Lasting nine nights, this Hindu festival celebrates the triumph of good over evil and honours God as a mother figure.
Durga has 10 arms. She is always accompanied by a lion or tiger and she is a destroyer, but only of what is evil. In particular, she is the destroyer of a mighty buffalo demon called Mahishasura (Mahisa), which could be killed only by a woman. The battle between them lasted nine days and nights but eventually Durga thrust her trident into the monster's chest.
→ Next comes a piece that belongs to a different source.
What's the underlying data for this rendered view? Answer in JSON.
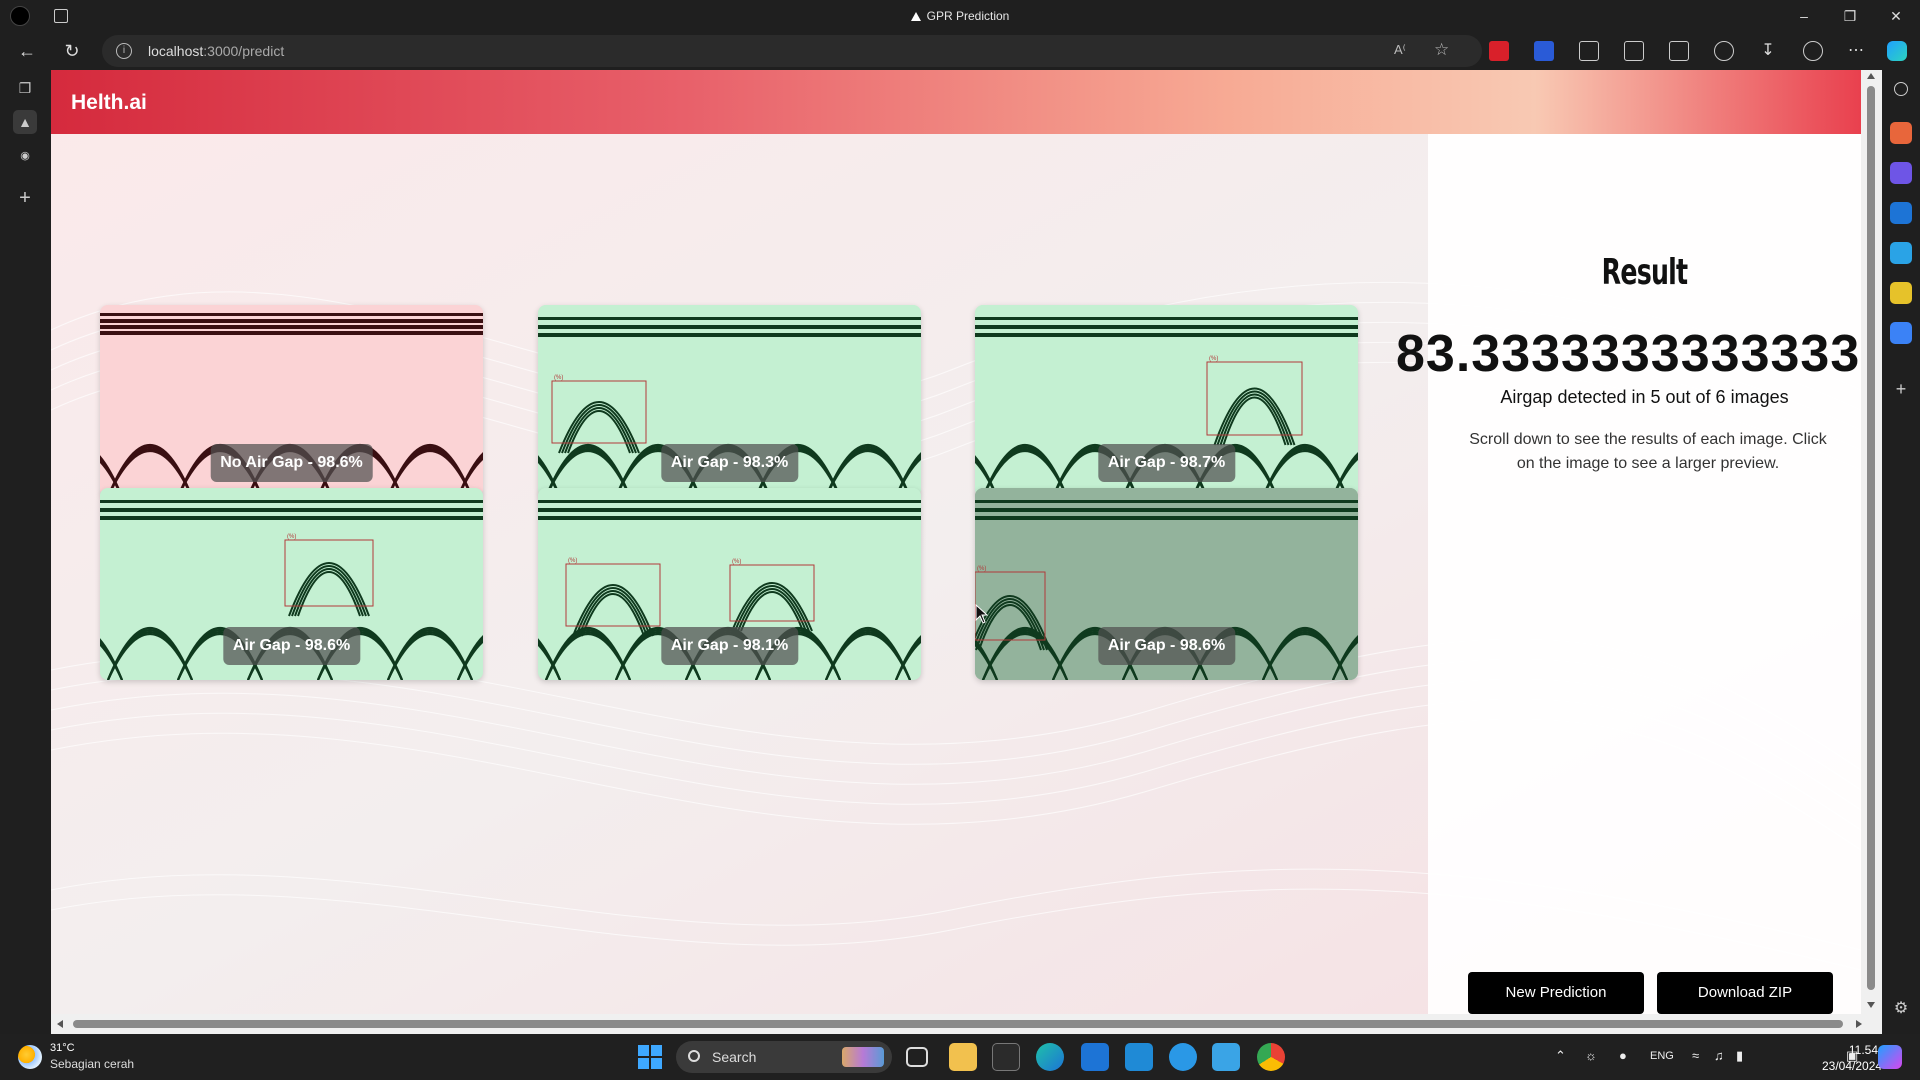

For Hindus, Durga is the most important goddess and her festival consists of nine nights of dancing and music, plays, shopping, feasting and fireworks. It's a time when women wear their newest and brightest clothes and it is supposed to be a good time for buying gold or starting new projects.
Besides being a destroyer, Durga is also tender and protective. In eastern India, her festival is known as Durga Puja. In western and northern India, she is honoured in three forms (Saraswati, Lakshmi and Durga) and the festival is known as Navaratri (or Navratri), meaning "nine nights". At Dassehra (meaning the 10th day), statues of Durga are taken to a river and washed. As the statues disappear under the water, the river carries away all unhappiness and bad luck.
The festival is celebrated in many ways but (especially for young people) the nightly feasting and dancing matter most. In many areas, barley grains (or seeds of nine different plants) are sown in pots of mud at the start of Navaratri and watered and blessed daily. At Dassehra, the seedlings are given to family and friends as a blessing. In parts of India (and in Brent, north London), Gujerati communities perform stick dances in which dancers strike each other's hand-held coloured sticks.
In other places, of a demon king, Ravanna, are built out of wood and paper.
Ones in New Delhi are 30 metres high. They are packed with fireworks and then set alight when an actor shoots a blazing arrow into them.
Grow seedlings over the 10-day period. Create Durga Puja greetings cards.
Invite an Indian dance teacher to the school.
Accounts of Navaratri in Leicester:
www.bbc.co.ukradio3worldonyourstreetnavratri.shtml and www.bbc.co.ukleicestermusicworld_on_your_street200210navratri_festival_ hruti_arts.shtml